Well, it’s almost November, so winter must be around the corner – though I have to say that the temperatures today gave little indication of up upcoming change in weather.   The plants also haven’t quite sussed that things are changing.  I have a hemerocalis in bud, a few roses out and a clematis that refuses to give up, as well as a few geraniums in flower.   The goldfish too haven’t yet decided that it is time to drop to the bottom of the pool, they still come straight to the surface when you walk by the pond, in hope of some food.  The berries on my pyracantha are a wonderful bright red – who says autumn is a season that lacks interest ???

The main job today was pressure washing the paths.  This is a job I hate doing as it is such a palaver to get everything ready, but when the job is done, the paths do look wonderful.  Once the pressure washer is out, it must be hooked up to both water and electricity and then I get changed into my protective clothing (waterproof trousers and boots) and then we can get going.  I have to admit that getting a water tap in the garage has made things a lot easier than when I had to lay out the hose from the back door.  The main reason for this pressure washing is safety over the winter.  We frequently make the journey between the house and the garage and I would have for anyone to slip and hurt themselves.  I tend to do the job again in spring to remove the effects of the winter and then sometimes  I do it again a couple of weeks before the garden opening in June if I feel that the paths are looking a little scruffy.
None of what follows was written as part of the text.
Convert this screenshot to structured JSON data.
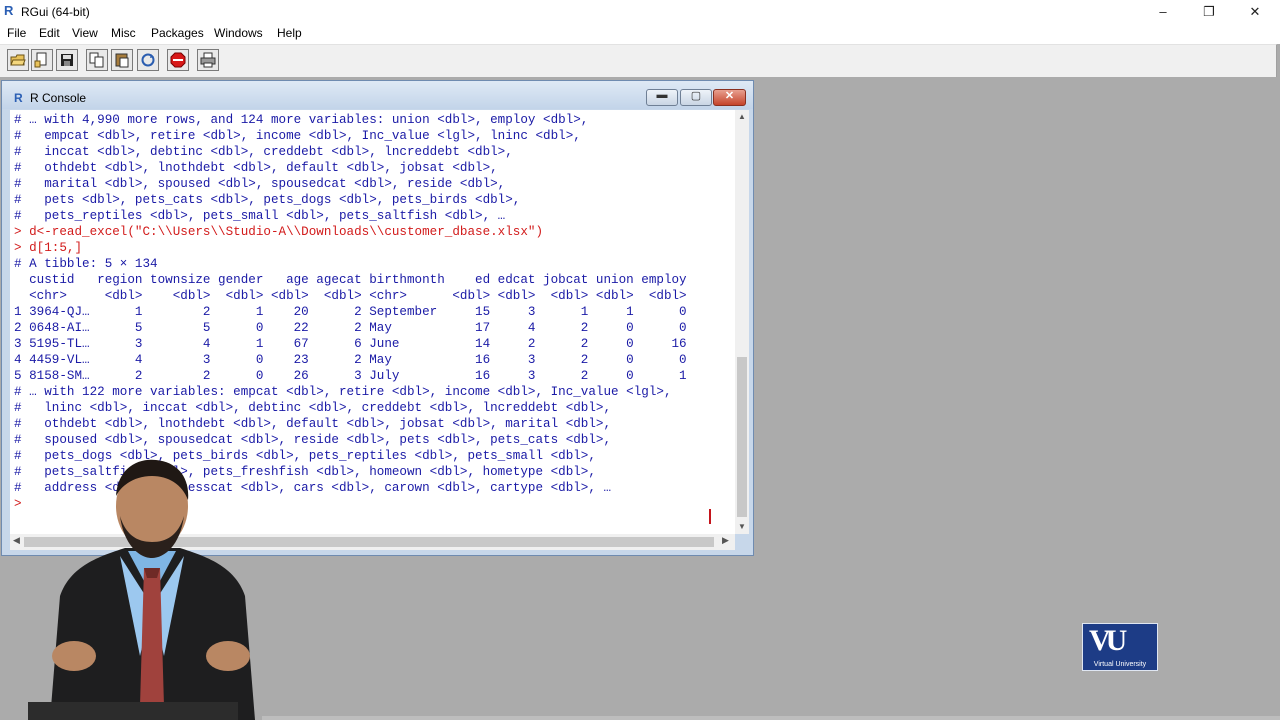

The biggest problem with this job is finding the right day to do it.  It has to be at a weekend and it has to be a dry day (electricty and rain are not the best companions, in my opinion) – a combination which is exceedingly hard to find at this time of year.  The forecasters told us that today was the day – tomorrow is going to be very wet :(.  I was meant to be at a dog show, but I have quarantined myself for this weekend.  The dogs have had a sickness bug and the last thing I was to do is pass it on to anyone else.  So, luckily I was free today and able to get on with the job.

The area by the pond is paved with a modern grey stone, which looks a little better when it has been cleaned, but it is the “long walk” which looks best after the procedure.  It is made from York stone and really does suffer from algal growth.  There is an immense sense of satisfaction as the path reveals its true colour from under its dark green covering.  It is also wonderful to see how much the lichen like the York stone.  None grow by the pond, but colonies are becoming very established on the York and add a great deal of character to a simple walk to the garage and back – if you look down and the path is clean enough to reveal them in all their glory.

So now our main paths are ready for the winter.  Now all I have to do is finish clearing and then get on with some planting.  I have cyclamen, daffodils and tulips waiting to go into the ground as well as a lovely young Carpenteria Californica that I was given, but that will have to wait to be planted until its fleecy jacket arrives to protect it from the worst of the winter weather.